━━━━━ Data records
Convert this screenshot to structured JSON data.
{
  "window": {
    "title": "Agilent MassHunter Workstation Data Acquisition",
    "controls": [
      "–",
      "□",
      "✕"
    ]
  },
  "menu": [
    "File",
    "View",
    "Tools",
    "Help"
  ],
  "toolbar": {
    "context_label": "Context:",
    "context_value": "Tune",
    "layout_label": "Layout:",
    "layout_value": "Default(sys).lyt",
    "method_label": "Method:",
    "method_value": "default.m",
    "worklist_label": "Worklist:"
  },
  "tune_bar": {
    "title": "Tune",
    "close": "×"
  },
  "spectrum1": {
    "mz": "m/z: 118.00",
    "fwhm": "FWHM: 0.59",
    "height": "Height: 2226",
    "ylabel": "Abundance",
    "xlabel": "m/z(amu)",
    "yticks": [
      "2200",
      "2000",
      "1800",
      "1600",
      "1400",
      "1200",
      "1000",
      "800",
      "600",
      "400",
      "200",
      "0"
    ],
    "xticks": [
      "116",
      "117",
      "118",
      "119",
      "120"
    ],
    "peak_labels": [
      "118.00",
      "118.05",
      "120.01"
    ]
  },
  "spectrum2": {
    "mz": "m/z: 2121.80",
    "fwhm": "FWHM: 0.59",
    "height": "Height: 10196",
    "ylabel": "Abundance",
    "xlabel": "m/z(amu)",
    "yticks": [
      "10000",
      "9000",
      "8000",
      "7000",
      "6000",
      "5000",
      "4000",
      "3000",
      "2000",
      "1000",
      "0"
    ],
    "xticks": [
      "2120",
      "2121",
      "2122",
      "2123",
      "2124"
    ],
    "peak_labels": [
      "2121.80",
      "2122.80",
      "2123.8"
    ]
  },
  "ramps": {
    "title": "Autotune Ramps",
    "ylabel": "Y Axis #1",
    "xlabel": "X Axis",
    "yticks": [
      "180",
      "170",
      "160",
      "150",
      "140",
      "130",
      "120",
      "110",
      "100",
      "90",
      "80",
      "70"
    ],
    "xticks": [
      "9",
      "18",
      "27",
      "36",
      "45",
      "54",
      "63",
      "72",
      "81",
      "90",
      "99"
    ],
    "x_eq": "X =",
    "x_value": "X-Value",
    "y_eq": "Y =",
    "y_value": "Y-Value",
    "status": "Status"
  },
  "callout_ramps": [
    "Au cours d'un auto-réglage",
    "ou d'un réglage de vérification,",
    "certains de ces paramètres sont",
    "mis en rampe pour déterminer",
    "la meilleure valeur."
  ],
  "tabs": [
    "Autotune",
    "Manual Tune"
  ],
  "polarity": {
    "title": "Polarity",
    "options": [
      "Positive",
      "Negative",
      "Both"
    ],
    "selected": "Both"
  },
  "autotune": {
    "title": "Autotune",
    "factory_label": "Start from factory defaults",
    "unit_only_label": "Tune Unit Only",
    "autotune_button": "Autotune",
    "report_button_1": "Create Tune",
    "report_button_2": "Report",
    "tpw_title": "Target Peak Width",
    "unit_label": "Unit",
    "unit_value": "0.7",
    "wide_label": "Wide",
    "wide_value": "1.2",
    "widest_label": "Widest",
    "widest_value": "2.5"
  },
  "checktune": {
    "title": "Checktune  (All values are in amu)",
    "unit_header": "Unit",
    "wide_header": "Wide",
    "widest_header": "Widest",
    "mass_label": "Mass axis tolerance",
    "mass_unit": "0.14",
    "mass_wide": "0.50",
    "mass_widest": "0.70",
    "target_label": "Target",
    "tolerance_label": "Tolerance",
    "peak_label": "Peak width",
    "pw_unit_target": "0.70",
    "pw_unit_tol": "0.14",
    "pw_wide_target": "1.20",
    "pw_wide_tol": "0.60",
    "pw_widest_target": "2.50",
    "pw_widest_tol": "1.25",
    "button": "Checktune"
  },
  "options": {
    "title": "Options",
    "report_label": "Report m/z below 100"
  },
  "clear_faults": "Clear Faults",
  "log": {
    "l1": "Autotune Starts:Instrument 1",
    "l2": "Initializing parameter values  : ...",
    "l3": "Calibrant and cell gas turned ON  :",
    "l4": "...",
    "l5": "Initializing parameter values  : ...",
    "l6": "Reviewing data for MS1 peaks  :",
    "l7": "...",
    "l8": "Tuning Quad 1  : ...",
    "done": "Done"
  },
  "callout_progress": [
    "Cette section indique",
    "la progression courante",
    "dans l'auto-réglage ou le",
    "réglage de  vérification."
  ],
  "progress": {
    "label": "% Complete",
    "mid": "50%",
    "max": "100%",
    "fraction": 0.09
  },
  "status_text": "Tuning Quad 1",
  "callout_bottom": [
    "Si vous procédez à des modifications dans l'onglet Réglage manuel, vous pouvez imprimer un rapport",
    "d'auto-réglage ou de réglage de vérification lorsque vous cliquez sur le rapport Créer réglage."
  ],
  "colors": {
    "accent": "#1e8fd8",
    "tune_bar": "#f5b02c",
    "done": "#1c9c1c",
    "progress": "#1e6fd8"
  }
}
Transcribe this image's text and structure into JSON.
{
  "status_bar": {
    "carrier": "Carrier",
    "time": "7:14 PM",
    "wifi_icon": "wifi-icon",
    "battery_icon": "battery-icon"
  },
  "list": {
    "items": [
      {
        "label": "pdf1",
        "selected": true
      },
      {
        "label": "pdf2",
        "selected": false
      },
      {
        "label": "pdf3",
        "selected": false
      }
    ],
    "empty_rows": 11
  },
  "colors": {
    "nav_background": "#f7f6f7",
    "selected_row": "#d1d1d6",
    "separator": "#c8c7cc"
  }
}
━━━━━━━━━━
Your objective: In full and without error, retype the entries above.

Result of the task:
Convert this screenshot to structured JSON data.
{
  "window": {
    "title": "Agilent MassHunter Workstation Data Acquisition",
    "controls": [
      "–",
      "□",
      "✕"
    ]
  },
  "menu": [
    "File",
    "View",
    "Tools",
    "Help"
  ],
  "toolbar": {
    "context_label": "Context:",
    "context_value": "Tune",
    "layout_label": "Layout:",
    "layout_value": "Default(sys).lyt",
    "method_label": "Method:",
    "method_value": "default.m",
    "worklist_label": "Worklist:"
  },
  "tune_bar": {
    "title": "Tune",
    "close": "×"
  },
  "spectrum1": {
    "mz": "m/z: 118.00",
    "fwhm": "FWHM: 0.59",
    "height": "Height: 2226",
    "ylabel": "Abundance",
    "xlabel": "m/z(amu)",
    "yticks": [
      "2200",
      "2000",
      "1800",
      "1600",
      "1400",
      "1200",
      "1000",
      "800",
      "600",
      "400",
      "200",
      "0"
    ],
    "xticks": [
      "116",
      "117",
      "118",
      "119",
      "120"
    ],
    "peak_labels": [
      "118.00",
      "118.05",
      "120.01"
    ]
  },
  "spectrum2": {
    "mz": "m/z: 2121.80",
    "fwhm": "FWHM: 0.59",
    "height": "Height: 10196",
    "ylabel": "Abundance",
    "xlabel": "m/z(amu)",
    "yticks": [
      "10000",
      "9000",
      "8000",
      "7000",
      "6000",
      "5000",
      "4000",
      "3000",
      "2000",
      "1000",
      "0"
    ],
    "xticks": [
      "2120",
      "2121",
      "2122",
      "2123",
      "2124"
    ],
    "peak_labels": [
      "2121.80",
      "2122.80",
      "2123.8"
    ]
  },
  "ramps": {
    "title": "Autotune Ramps",
    "ylabel": "Y Axis #1",
    "xlabel": "X Axis",
    "yticks": [
      "180",
      "170",
      "160",
      "150",
      "140",
      "130",
      "120",
      "110",
      "100",
      "90",
      "80",
      "70"
    ],
    "xticks": [
      "9",
      "18",
      "27",
      "36",
      "45",
      "54",
      "63",
      "72",
      "81",
      "90",
      "99"
    ],
    "x_eq": "X =",
    "x_value": "X-Value",
    "y_eq": "Y =",
    "y_value": "Y-Value",
    "status": "Status"
  },
  "callout_ramps": [
    "Au cours d'un auto-réglage",
    "ou d'un réglage de vérification,",
    "certains de ces paramètres sont",
    "mis en rampe pour déterminer",
    "la meilleure valeur."
  ],
  "tabs": [
    "Autotune",
    "Manual Tune"
  ],
  "polarity": {
    "title": "Polarity",
    "options": [
      "Positive",
      "Negative",
      "Both"
    ],
    "selected": "Both"
  },
  "autotune": {
    "title": "Autotune",
    "factory_label": "Start from factory defaults",
    "unit_only_label": "Tune Unit Only",
    "autotune_button": "Autotune",
    "report_button_1": "Create Tune",
    "report_button_2": "Report",
    "tpw_title": "Target Peak Width",
    "unit_label": "Unit",
    "unit_value": "0.7",
    "wide_label": "Wide",
    "wide_value": "1.2",
    "widest_label": "Widest",
    "widest_value": "2.5"
  },
  "checktune": {
    "title": "Checktune  (All values are in amu)",
    "unit_header": "Unit",
    "wide_header": "Wide",
    "widest_header": "Widest",
    "mass_label": "Mass axis tolerance",
    "mass_unit": "0.14",
    "mass_wide": "0.50",
    "mass_widest": "0.70",
    "target_label": "Target",
    "tolerance_label": "Tolerance",
    "peak_label": "Peak width",
    "pw_unit_target": "0.70",
    "pw_unit_tol": "0.14",
    "pw_wide_target": "1.20",
    "pw_wide_tol": "0.60",
    "pw_widest_target": "2.50",
    "pw_widest_tol": "1.25",
    "button": "Checktune"
  },
  "options": {
    "title": "Options",
    "report_label": "Report m/z below 100"
  },
  "clear_faults": "Clear Faults",
  "log": {
    "l1": "Autotune Starts:Instrument 1",
    "l2": "Initializing parameter values  : ...",
    "l3": "Calibrant and cell gas turned ON  :",
    "l4": "...",
    "l5": "Initializing parameter values  : ...",
    "l6": "Reviewing data for MS1 peaks  :",
    "l7": "...",
    "l8": "Tuning Quad 1  : ...",
    "done": "Done"
  },
  "callout_progress": [
    "Cette section indique",
    "la progression courante",
    "dans l'auto-réglage ou le",
    "réglage de  vérification."
  ],
  "progress": {
    "label": "% Complete",
    "mid": "50%",
    "max": "100%",
    "fraction": 0.09
  },
  "status_text": "Tuning Quad 1",
  "callout_bottom": [
    "Si vous procédez à des modifications dans l'onglet Réglage manuel, vous pouvez imprimer un rapport",
    "d'auto-réglage ou de réglage de vérification lorsque vous cliquez sur le rapport Créer réglage."
  ],
  "colors": {
    "accent": "#1e8fd8",
    "tune_bar": "#f5b02c",
    "done": "#1c9c1c",
    "progress": "#1e6fd8"
  }
}
Transcribe this image's text and structure into JSON.
{
  "status_bar": {
    "carrier": "Carrier",
    "time": "7:14 PM",
    "wifi_icon": "wifi-icon",
    "battery_icon": "battery-icon"
  },
  "list": {
    "items": [
      {
        "label": "pdf1",
        "selected": true
      },
      {
        "label": "pdf2",
        "selected": false
      },
      {
        "label": "pdf3",
        "selected": false
      }
    ],
    "empty_rows": 11
  },
  "colors": {
    "nav_background": "#f7f6f7",
    "selected_row": "#d1d1d6",
    "separator": "#c8c7cc"
  }
}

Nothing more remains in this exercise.